Parkinson’s disease, or PD, is a rare neurological disease occurring in approximately 1 percent of people over age 50 and in far fewer individuals under age 50. The condition is caused by a deterioration of nerve cells that are related to motor skills and bodily movements.
Symptoms and Stages
The symptoms of Parkinson’s disease vary from person to person and according to the stage of the disease. Also, some patients experience symptoms chronically, while others experience them sporadically. The symptoms most associated with Parkinson’s disease include tremors, balance impairment, slow movements, and poor posture. In general, PD is recognized to occur in five stages – each of which is defined by its symptoms.
Stage I: During this stage, symptoms are typically subtle and may include mild tremors in the hands or a limb.
Stage II: During this stage, symptoms may progress to include hands or limbs on each side of the body.

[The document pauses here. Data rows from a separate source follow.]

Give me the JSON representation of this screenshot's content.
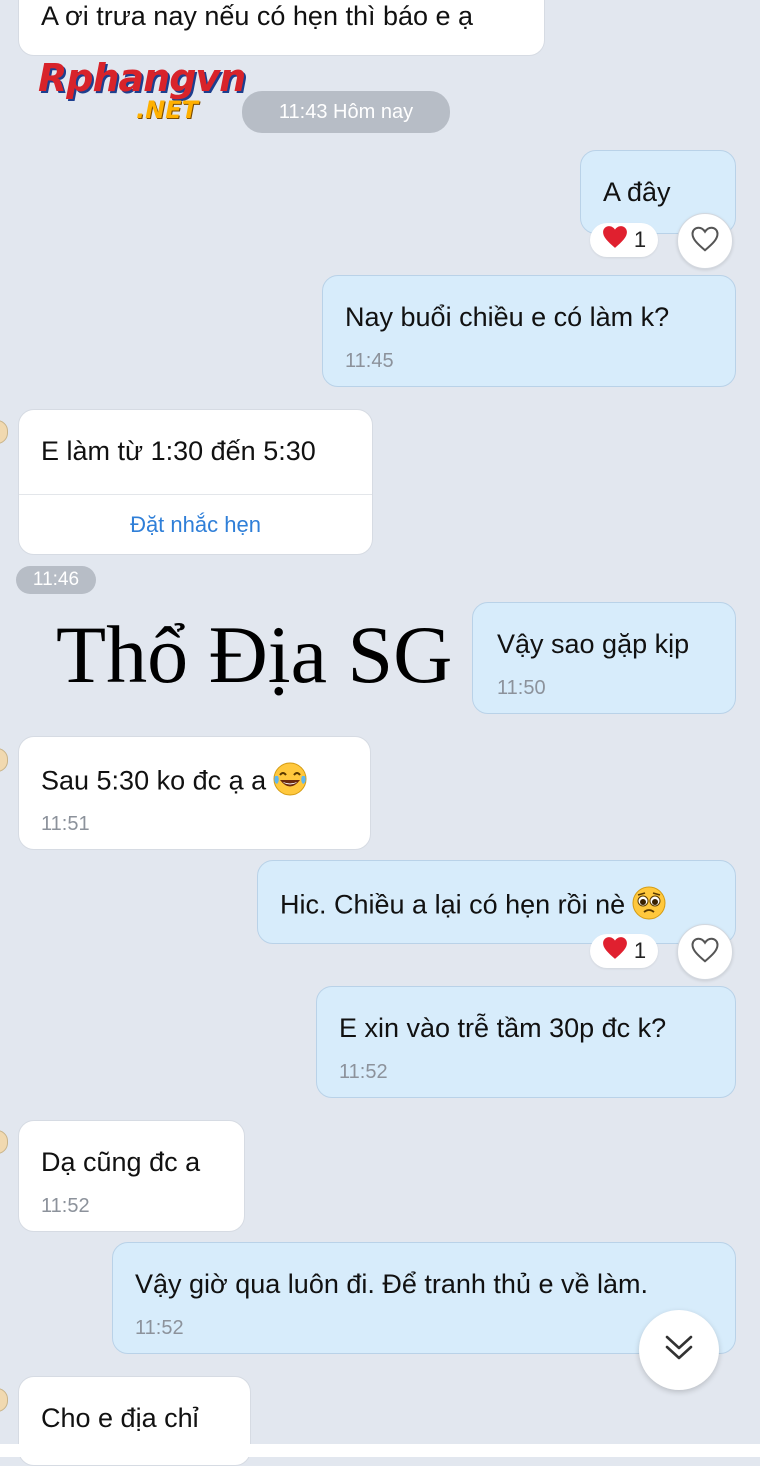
{
  "watermark": {
    "logo_top": "Rphangvn",
    "logo_bottom": ".NET",
    "big_text": "Thổ Địa SG"
  },
  "dividers": {
    "today": "11:43 Hôm nay",
    "time_1146": "11:46"
  },
  "messages": [
    {
      "dir": "in",
      "text": "A ơi trưa nay nếu có hẹn thì báo e ạ"
    },
    {
      "dir": "out",
      "text": "A đây",
      "reaction": {
        "emoji": "heart",
        "count": "1"
      }
    },
    {
      "dir": "out",
      "text": "Nay buổi chiều e có làm k?",
      "time": "11:45"
    },
    {
      "dir": "in",
      "text": "E làm từ 1:30 đến 5:30",
      "action": "Đặt nhắc hẹn"
    },
    {
      "dir": "out",
      "text": "Vậy sao gặp kịp",
      "time": "11:50"
    },
    {
      "dir": "in",
      "text": "Sau 5:30 ko đc ạ a",
      "emoji": "laughing-tears",
      "time": "11:51"
    },
    {
      "dir": "out",
      "text": "Hic. Chiều a lại có hẹn rồi nè",
      "emoji": "pleading-face",
      "reaction": {
        "emoji": "heart",
        "count": "1"
      }
    },
    {
      "dir": "out",
      "text": "E xin vào trễ tầm 30p đc k?",
      "time": "11:52"
    },
    {
      "dir": "in",
      "text": "Dạ cũng đc a",
      "time": "11:52"
    },
    {
      "dir": "out",
      "text": "Vậy giờ qua luôn đi. Để tranh thủ e về làm.",
      "time": "11:52"
    },
    {
      "dir": "in",
      "text": "Cho e địa chỉ"
    }
  ],
  "colors": {
    "incoming": "#ffffff",
    "outgoing": "#d7ecfb",
    "background": "#e2e7ef",
    "link": "#2f7fd8",
    "heart": "#e0202f"
  }
}
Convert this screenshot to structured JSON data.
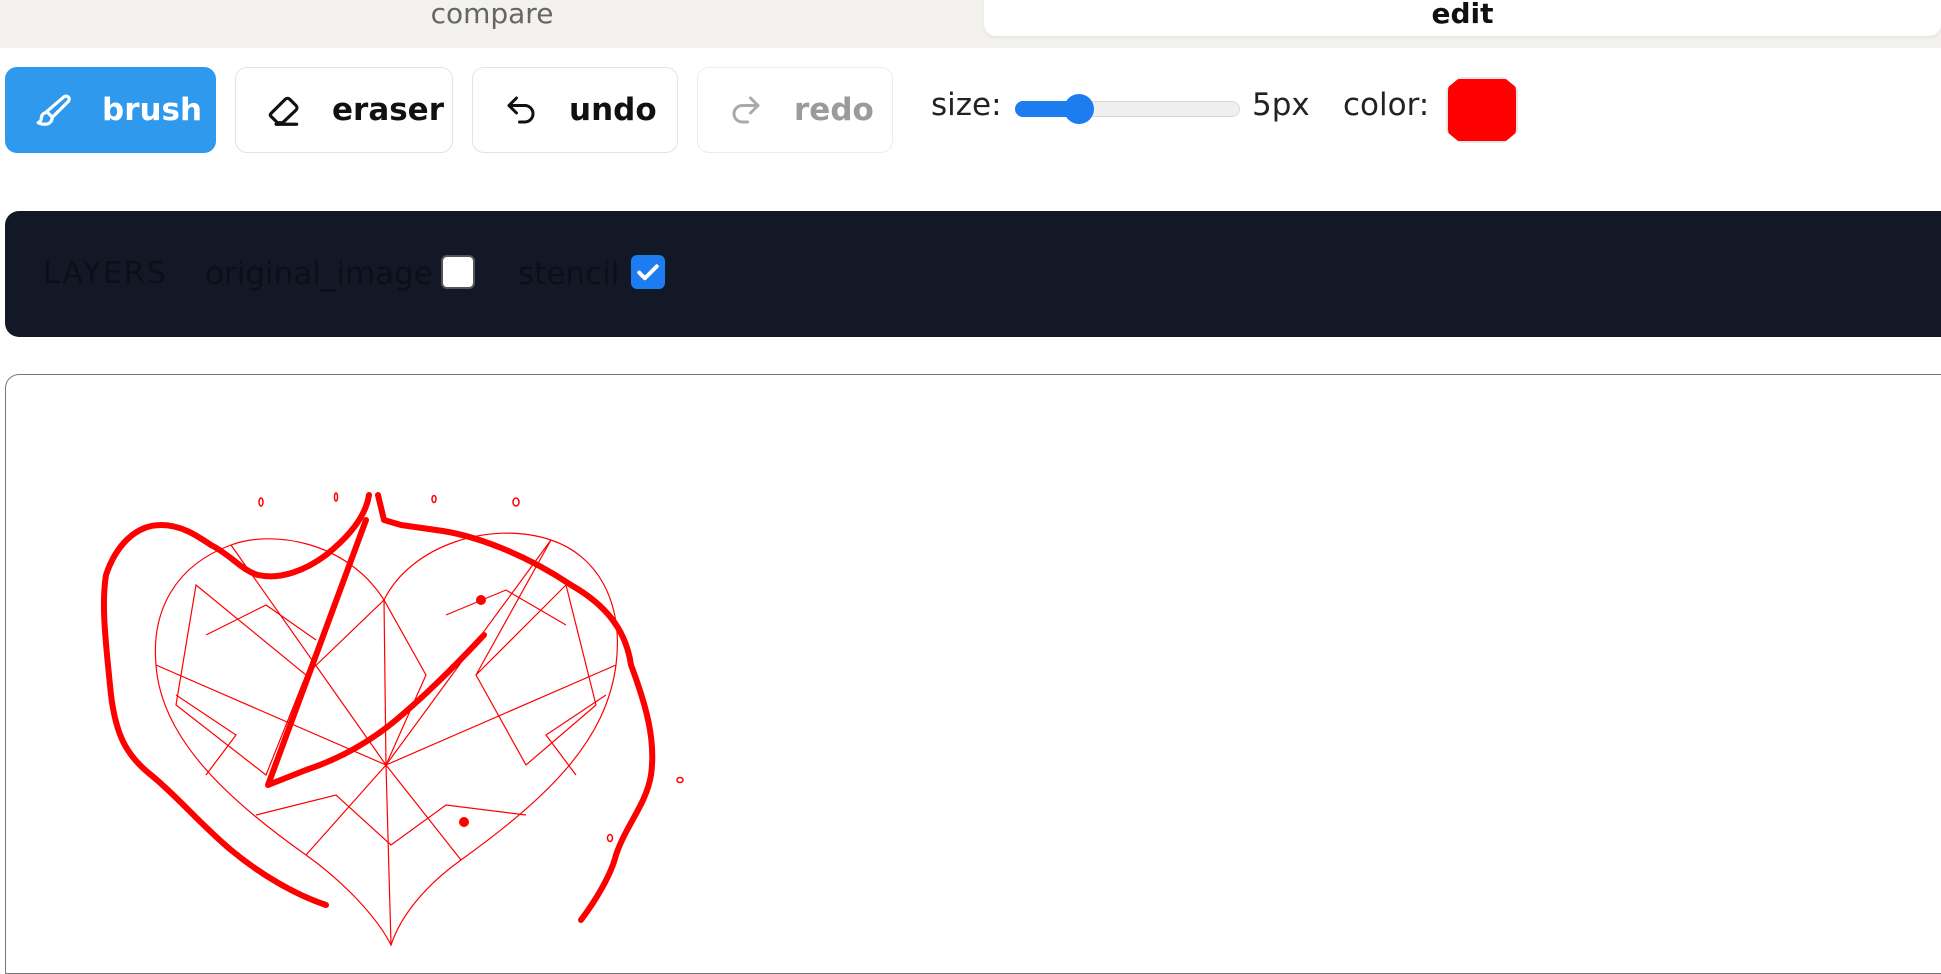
{
  "tabs": {
    "compare": "compare",
    "edit": "edit"
  },
  "toolbar": {
    "brush": "brush",
    "eraser": "eraser",
    "undo": "undo",
    "redo": "redo",
    "size_label": "size:",
    "size_value": "5px",
    "size_fraction": 0.25,
    "color_label": "color:",
    "color_value": "#ff0000"
  },
  "layers": {
    "title": "LAYERS",
    "items": [
      {
        "label": "original_image",
        "checked": false
      },
      {
        "label": "stencil",
        "checked": true
      }
    ]
  },
  "colors": {
    "accent": "#2f99ee",
    "slider": "#1c7cf0",
    "layers_bg": "#121826",
    "drawing": "#ff0000"
  }
}
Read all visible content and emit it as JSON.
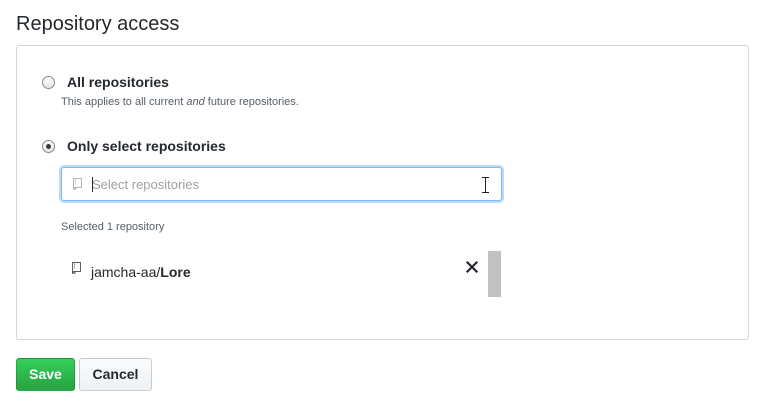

Tremors also become more obvious than they were in stage I.
Stage III: During this stage, symptoms become much more severe and even debilitating. Affected individuals may begin to require assistance standing or walking, and they may also begin to experience slower movements.
Stage IV: During this stage, patients are typically no longer capable of performing any day-to-day tasks on their own. Movements are very slow, but tremors may begin to diminish.
Stage V: During this stage, PD patients are no longer able to walk or stand, nor are they able to care for themselves. A caregiver must be present at all times to provide assistance with hygiene, meals, and other routine care.
Although Parkinson’s Disease is not a life-threatening disease, it does have the ability to significantly detract from a person’s quality of life. Medications are currently available to manage the condition, and new research is constantly spurring the development of new treatments that show promise for PD patients.
A neurologist will make a diagnosis of Parkinson’s Disease after a physical examination of symptoms, a review of medical history and a complete neurological examination. Lab tests are not yet available to identify PD, but doctors may use them – along with brain imaging scans – to eliminate the possibility of other diseases.
If a diagnosis for PD is made, patients may be prescribed a series of medications that are designed to help manage symptoms, or they may elect to undergo deep brain stimulation, which uses electrodes implanted into the brain to help lessen the severity of tremors and movement inhibitions. Though there is still no cure for Parkinson’s disease, researchers are confident they will eventually find a way to either prevent or reverse the disease altogether.